## What is expected:
An exact printout of all the entries is required.

## Component data from apps and pages:
◆ ◆ ◆
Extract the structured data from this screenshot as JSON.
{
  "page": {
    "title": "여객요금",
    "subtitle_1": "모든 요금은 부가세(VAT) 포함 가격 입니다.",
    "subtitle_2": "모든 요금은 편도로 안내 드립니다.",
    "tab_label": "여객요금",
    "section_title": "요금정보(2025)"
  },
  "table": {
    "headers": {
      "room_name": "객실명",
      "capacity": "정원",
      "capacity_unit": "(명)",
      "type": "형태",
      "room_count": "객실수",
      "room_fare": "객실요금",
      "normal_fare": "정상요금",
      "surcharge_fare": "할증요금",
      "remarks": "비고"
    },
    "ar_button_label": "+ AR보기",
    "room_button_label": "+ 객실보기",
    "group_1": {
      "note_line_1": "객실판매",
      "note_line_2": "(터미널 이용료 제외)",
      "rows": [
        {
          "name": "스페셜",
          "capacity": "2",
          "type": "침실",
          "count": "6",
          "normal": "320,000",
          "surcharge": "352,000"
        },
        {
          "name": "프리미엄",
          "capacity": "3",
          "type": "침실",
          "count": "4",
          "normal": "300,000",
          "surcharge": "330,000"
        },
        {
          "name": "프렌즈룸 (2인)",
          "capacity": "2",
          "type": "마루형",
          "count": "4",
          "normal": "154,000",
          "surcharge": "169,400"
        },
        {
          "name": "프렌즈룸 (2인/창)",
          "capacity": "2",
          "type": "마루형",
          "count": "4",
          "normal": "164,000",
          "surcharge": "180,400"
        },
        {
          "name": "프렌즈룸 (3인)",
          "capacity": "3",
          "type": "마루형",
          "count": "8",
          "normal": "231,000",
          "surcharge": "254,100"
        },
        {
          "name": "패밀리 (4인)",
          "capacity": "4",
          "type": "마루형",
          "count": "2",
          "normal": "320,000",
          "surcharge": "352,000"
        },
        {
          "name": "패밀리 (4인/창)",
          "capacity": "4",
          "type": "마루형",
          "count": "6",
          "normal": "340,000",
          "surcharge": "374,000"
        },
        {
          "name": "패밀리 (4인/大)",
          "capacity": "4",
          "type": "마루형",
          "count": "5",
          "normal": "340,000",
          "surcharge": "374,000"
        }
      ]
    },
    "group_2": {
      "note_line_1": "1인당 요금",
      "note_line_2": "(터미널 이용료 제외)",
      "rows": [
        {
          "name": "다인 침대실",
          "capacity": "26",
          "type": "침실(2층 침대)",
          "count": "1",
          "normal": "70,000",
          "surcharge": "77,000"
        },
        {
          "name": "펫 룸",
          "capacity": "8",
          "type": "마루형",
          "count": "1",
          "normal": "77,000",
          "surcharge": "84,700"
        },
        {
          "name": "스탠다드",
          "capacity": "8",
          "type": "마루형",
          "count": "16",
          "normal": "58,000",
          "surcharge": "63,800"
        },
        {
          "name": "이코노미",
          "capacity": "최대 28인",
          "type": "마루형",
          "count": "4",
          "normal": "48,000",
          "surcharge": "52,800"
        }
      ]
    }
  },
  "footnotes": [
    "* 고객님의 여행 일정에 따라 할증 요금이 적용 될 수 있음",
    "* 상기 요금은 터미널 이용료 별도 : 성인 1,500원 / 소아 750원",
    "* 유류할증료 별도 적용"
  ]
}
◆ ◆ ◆
## Result below:
Extract the structured data from this screenshot as JSON.
{
  "page": {
    "title": "여객요금",
    "subtitle_1": "모든 요금은 부가세(VAT) 포함 가격 입니다.",
    "subtitle_2": "모든 요금은 편도로 안내 드립니다.",
    "tab_label": "여객요금",
    "section_title": "요금정보(2025)"
  },
  "table": {
    "headers": {
      "room_name": "객실명",
      "capacity": "정원",
      "capacity_unit": "(명)",
      "type": "형태",
      "room_count": "객실수",
      "room_fare": "객실요금",
      "normal_fare": "정상요금",
      "surcharge_fare": "할증요금",
      "remarks": "비고"
    },
    "ar_button_label": "+ AR보기",
    "room_button_label": "+ 객실보기",
    "group_1": {
      "note_line_1": "객실판매",
      "note_line_2": "(터미널 이용료 제외)",
      "rows": [
        {
          "name": "스페셜",
          "capacity": "2",
          "type": "침실",
          "count": "6",
          "normal": "320,000",
          "surcharge": "352,000"
        },
        {
          "name": "프리미엄",
          "capacity": "3",
          "type": "침실",
          "count": "4",
          "normal": "300,000",
          "surcharge": "330,000"
        },
        {
          "name": "프렌즈룸 (2인)",
          "capacity": "2",
          "type": "마루형",
          "count": "4",
          "normal": "154,000",
          "surcharge": "169,400"
        },
        {
          "name": "프렌즈룸 (2인/창)",
          "capacity": "2",
          "type": "마루형",
          "count": "4",
          "normal": "164,000",
          "surcharge": "180,400"
        },
        {
          "name": "프렌즈룸 (3인)",
          "capacity": "3",
          "type": "마루형",
          "count": "8",
          "normal": "231,000",
          "surcharge": "254,100"
        },
        {
          "name": "패밀리 (4인)",
          "capacity": "4",
          "type": "마루형",
          "count": "2",
          "normal": "320,000",
          "surcharge": "352,000"
        },
        {
          "name": "패밀리 (4인/창)",
          "capacity": "4",
          "type": "마루형",
          "count": "6",
          "normal": "340,000",
          "surcharge": "374,000"
        },
        {
          "name": "패밀리 (4인/大)",
          "capacity": "4",
          "type": "마루형",
          "count": "5",
          "normal": "340,000",
          "surcharge": "374,000"
        }
      ]
    },
    "group_2": {
      "note_line_1": "1인당 요금",
      "note_line_2": "(터미널 이용료 제외)",
      "rows": [
        {
          "name": "다인 침대실",
          "capacity": "26",
          "type": "침실(2층 침대)",
          "count": "1",
          "normal": "70,000",
          "surcharge": "77,000"
        },
        {
          "name": "펫 룸",
          "capacity": "8",
          "type": "마루형",
          "count": "1",
          "normal": "77,000",
          "surcharge": "84,700"
        },
        {
          "name": "스탠다드",
          "capacity": "8",
          "type": "마루형",
          "count": "16",
          "normal": "58,000",
          "surcharge": "63,800"
        },
        {
          "name": "이코노미",
          "capacity": "최대 28인",
          "type": "마루형",
          "count": "4",
          "normal": "48,000",
          "surcharge": "52,800"
        }
      ]
    }
  },
  "footnotes": [
    "* 고객님의 여행 일정에 따라 할증 요금이 적용 될 수 있음",
    "* 상기 요금은 터미널 이용료 별도 : 성인 1,500원 / 소아 750원",
    "* 유류할증료 별도 적용"
  ]
}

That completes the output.